=== Section Start ===

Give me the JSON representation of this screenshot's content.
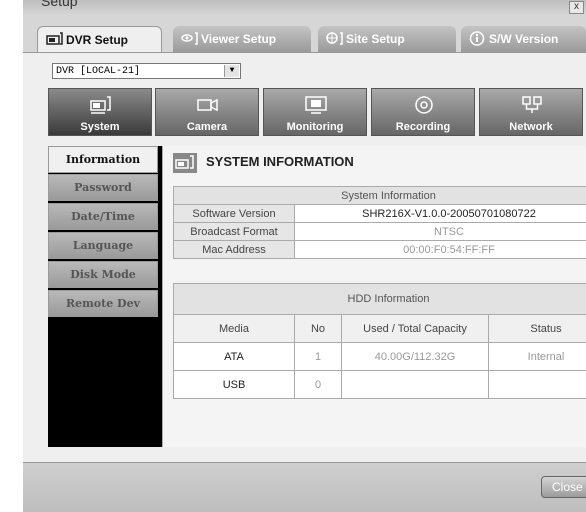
{
  "window": {
    "title": "Setup",
    "close_glyph": "x"
  },
  "tabs": [
    {
      "label": "DVR Setup",
      "icon": "dvr-setup-icon"
    },
    {
      "label": "Viewer Setup",
      "icon": "viewer-setup-icon"
    },
    {
      "label": "Site Setup",
      "icon": "site-setup-icon"
    },
    {
      "label": "S/W Version",
      "icon": "info-icon"
    }
  ],
  "dvr_select": {
    "value": "DVR [LOCAL-21]",
    "arrow": "▼"
  },
  "categories": [
    {
      "label": "System",
      "icon": "system-icon"
    },
    {
      "label": "Camera",
      "icon": "camera-icon"
    },
    {
      "label": "Monitoring",
      "icon": "monitor-icon"
    },
    {
      "label": "Recording",
      "icon": "recording-icon"
    },
    {
      "label": "Network",
      "icon": "network-icon"
    }
  ],
  "sidebar": [
    {
      "label": "Information"
    },
    {
      "label": "Password"
    },
    {
      "label": "Date/Time"
    },
    {
      "label": "Language"
    },
    {
      "label": "Disk Mode"
    },
    {
      "label": "Remote Dev"
    }
  ],
  "content": {
    "title": "SYSTEM INFORMATION",
    "system_info": {
      "header": "System Information",
      "rows": [
        {
          "label": "Software Version",
          "value": "SHR216X-V1.0.0-20050701080722"
        },
        {
          "label": "Broadcast Format",
          "value": "NTSC"
        },
        {
          "label": "Mac Address",
          "value": "00:00:F0:54:FF:FF"
        }
      ]
    },
    "hdd_info": {
      "header": "HDD Information",
      "columns": [
        "Media",
        "No",
        "Used / Total Capacity",
        "Status"
      ],
      "rows": [
        [
          "ATA",
          "1",
          "40.00G/112.32G",
          "Internal"
        ],
        [
          "USB",
          "0",
          "",
          ""
        ]
      ]
    }
  },
  "footer": {
    "close_label": "Close"
  }
}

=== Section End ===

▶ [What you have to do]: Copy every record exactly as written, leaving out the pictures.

▶ [Response to this exercise]:
Give me the JSON representation of this screenshot's content.
{
  "window": {
    "title": "Setup",
    "close_glyph": "x"
  },
  "tabs": [
    {
      "label": "DVR Setup",
      "icon": "dvr-setup-icon"
    },
    {
      "label": "Viewer Setup",
      "icon": "viewer-setup-icon"
    },
    {
      "label": "Site Setup",
      "icon": "site-setup-icon"
    },
    {
      "label": "S/W Version",
      "icon": "info-icon"
    }
  ],
  "dvr_select": {
    "value": "DVR [LOCAL-21]",
    "arrow": "▼"
  },
  "categories": [
    {
      "label": "System",
      "icon": "system-icon"
    },
    {
      "label": "Camera",
      "icon": "camera-icon"
    },
    {
      "label": "Monitoring",
      "icon": "monitor-icon"
    },
    {
      "label": "Recording",
      "icon": "recording-icon"
    },
    {
      "label": "Network",
      "icon": "network-icon"
    }
  ],
  "sidebar": [
    {
      "label": "Information"
    },
    {
      "label": "Password"
    },
    {
      "label": "Date/Time"
    },
    {
      "label": "Language"
    },
    {
      "label": "Disk Mode"
    },
    {
      "label": "Remote Dev"
    }
  ],
  "content": {
    "title": "SYSTEM INFORMATION",
    "system_info": {
      "header": "System Information",
      "rows": [
        {
          "label": "Software Version",
          "value": "SHR216X-V1.0.0-20050701080722"
        },
        {
          "label": "Broadcast Format",
          "value": "NTSC"
        },
        {
          "label": "Mac Address",
          "value": "00:00:F0:54:FF:FF"
        }
      ]
    },
    "hdd_info": {
      "header": "HDD Information",
      "columns": [
        "Media",
        "No",
        "Used / Total Capacity",
        "Status"
      ],
      "rows": [
        [
          "ATA",
          "1",
          "40.00G/112.32G",
          "Internal"
        ],
        [
          "USB",
          "0",
          "",
          ""
        ]
      ]
    }
  },
  "footer": {
    "close_label": "Close"
  }
}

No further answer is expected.